I sat and passed the Elastic Certified Observability Engineer exam this week. The exam experience has changed since I sat the Elastic Certified Engineer exam two years ago but it’s still a great setup and everything ran without a problem.
The certification curriculum is a great way to get started with observability using The Elastic Stack. I answered questions about configuring and running Metricbeat, Filebeat, and Heartbeat, setting up Application Performance Monitoring, building a Kibana dashboard, creating an ingest pipeline, configuring some machine learning jobs, and other topics. I felt that the amount of knowledge you need for this exam is less than that for Elastic Certified Engineer but there’s still some depth to the material.
Observability is becoming easier to implement, and organisations are investing time and money into improving their solutions. The Elastic Stack is only one of the growing number of players in the observability field. Datadog and Prometheus are two other players who are growing their customer list.

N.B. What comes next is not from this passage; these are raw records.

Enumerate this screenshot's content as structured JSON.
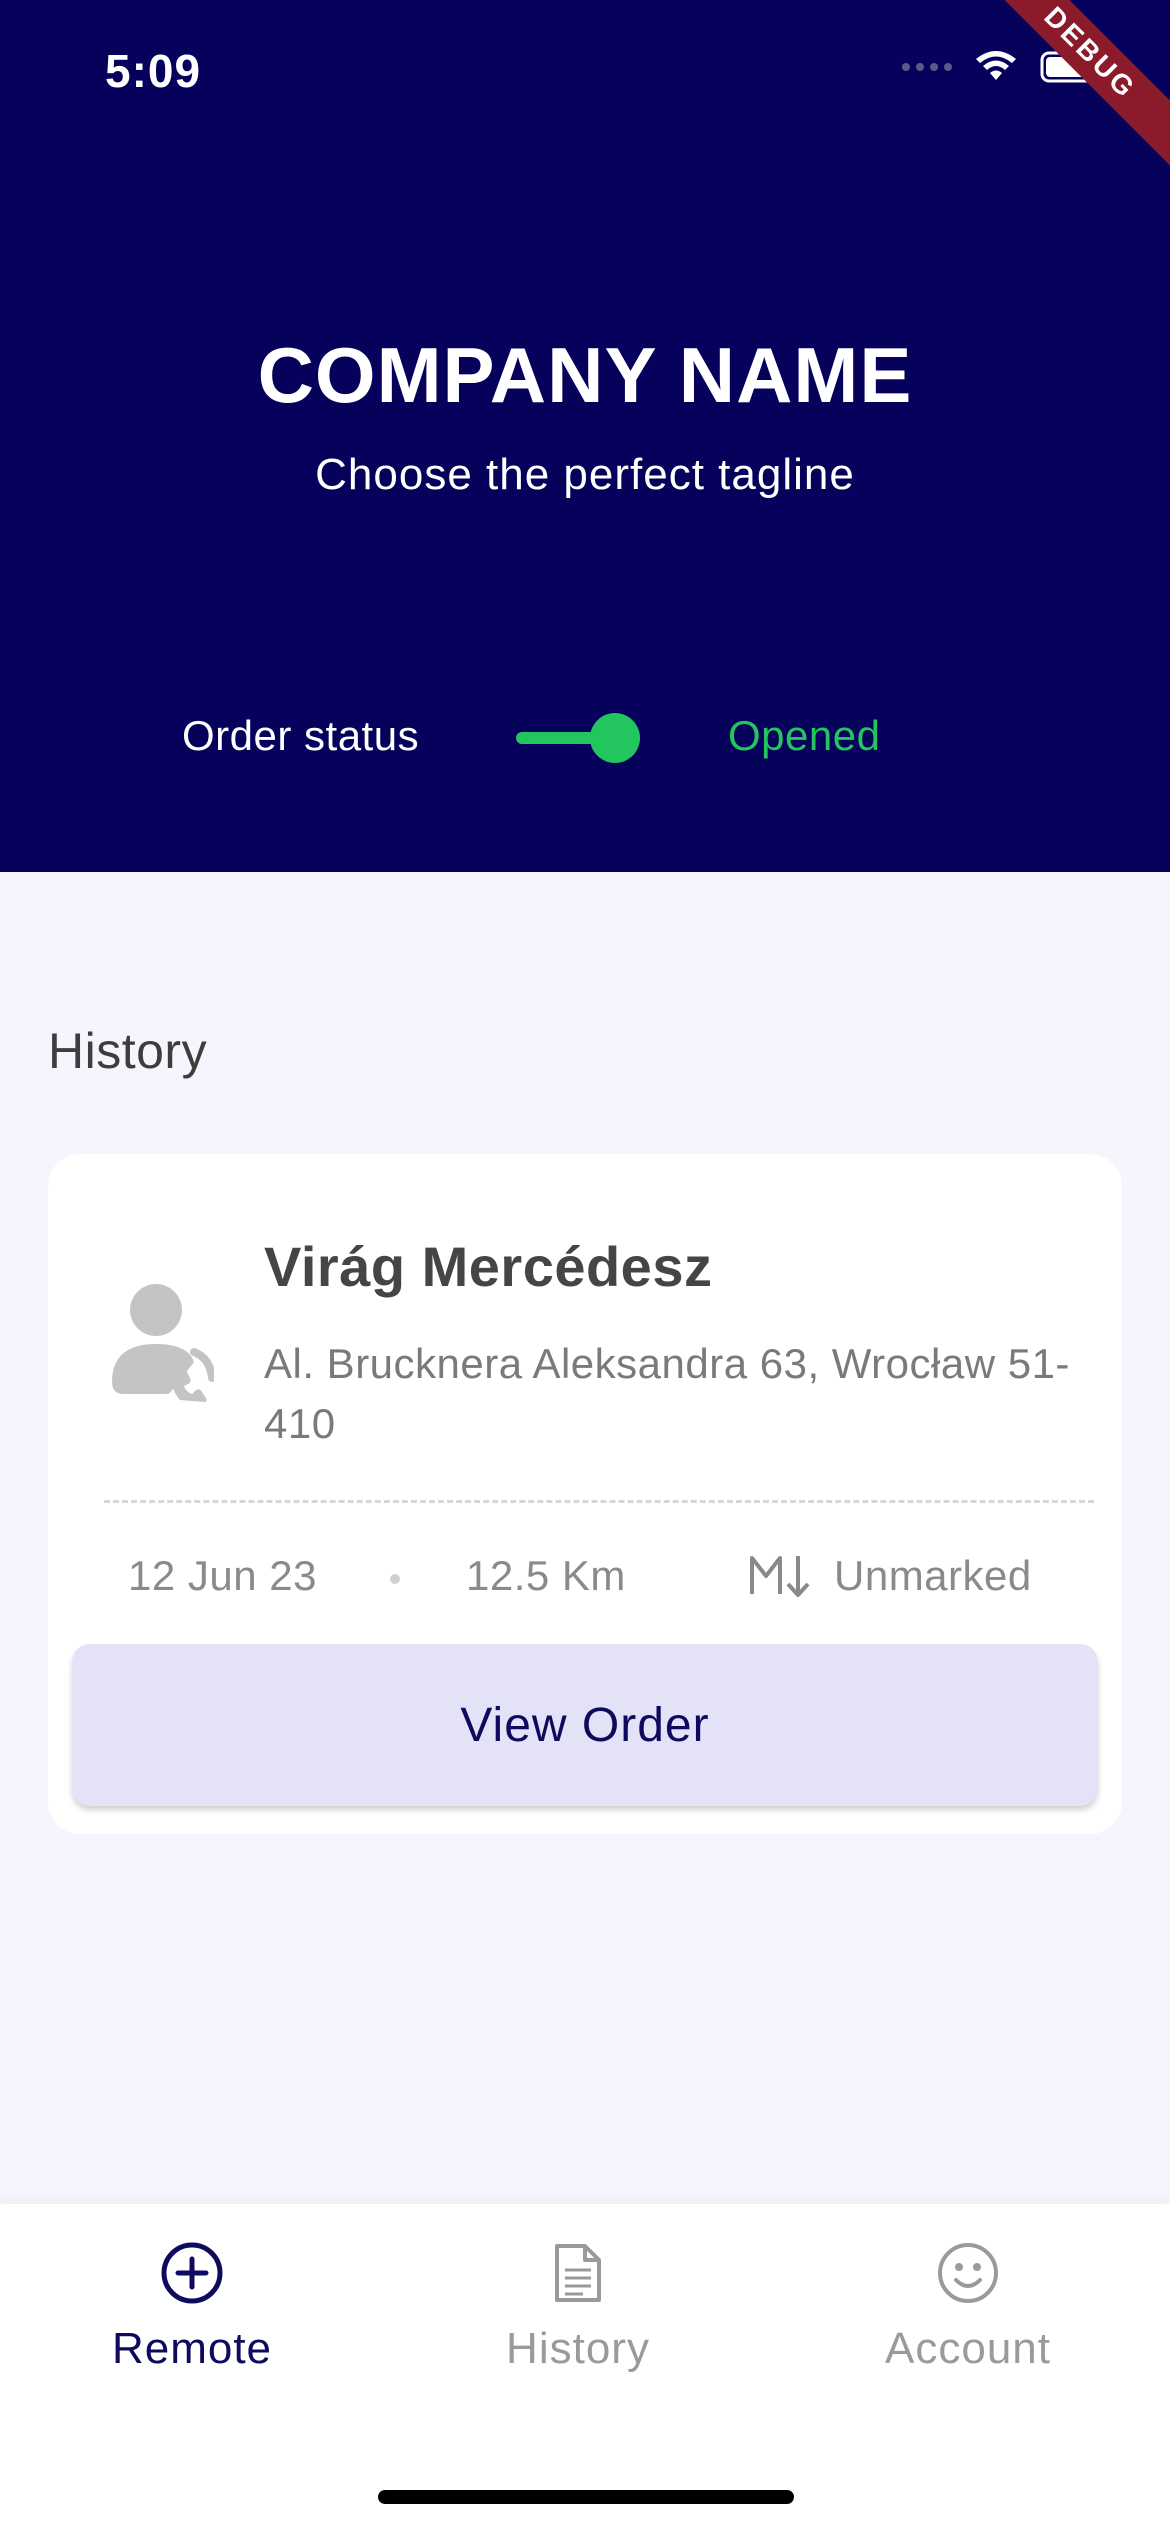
{
  "status_bar": {
    "time": "5:09",
    "debug_label": "DEBUG"
  },
  "header": {
    "company_name": "COMPANY NAME",
    "tagline": "Choose the perfect tagline",
    "order_status_label": "Order status",
    "order_status_value": "Opened",
    "toggle_on": true
  },
  "history": {
    "title": "History",
    "orders": [
      {
        "customer_name": "Virág Mercédesz",
        "address": "Al. Brucknera Aleksandra 63, Wrocław 51-410",
        "date": "12 Jun 23",
        "distance": "12.5 Km",
        "mark_status": "Unmarked",
        "button_label": "View Order"
      }
    ]
  },
  "bottom_nav": {
    "items": [
      {
        "label": "Remote",
        "icon": "plus-circle-icon",
        "active": true
      },
      {
        "label": "History",
        "icon": "document-icon",
        "active": false
      },
      {
        "label": "Account",
        "icon": "smiley-icon",
        "active": false
      }
    ]
  },
  "colors": {
    "header_bg": "#06025c",
    "accent_green": "#22c55e",
    "page_bg": "#f6f5fd",
    "button_bg": "#e4e2f7",
    "nav_active": "#0e0a5e",
    "nav_inactive": "#9a9a9a"
  }
}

A lot of technical topics can turn out to be rabbit holes of discovery, and observability is no different. Surfacing logs and metrics from all your systems is barely half the battle; there’s still deployment, storage, visualisation, and alerting to deal with, as well as correctly interpreting the data.
I’ve been reading Systems Performance 2nd Edition by Brendan Gregg and it’s been a humbling experience. There are so many moving parts in any deployment, and each component has its own features and quirks to learn.
I believe observability will become increasingly important to both large and small enterprises in the coming years. At BestPath, we’re working to improve the observability of Cisco ACI and other complementary products. We believe the tools we’re going to be providing offer customers visibility they don’t even know is possible.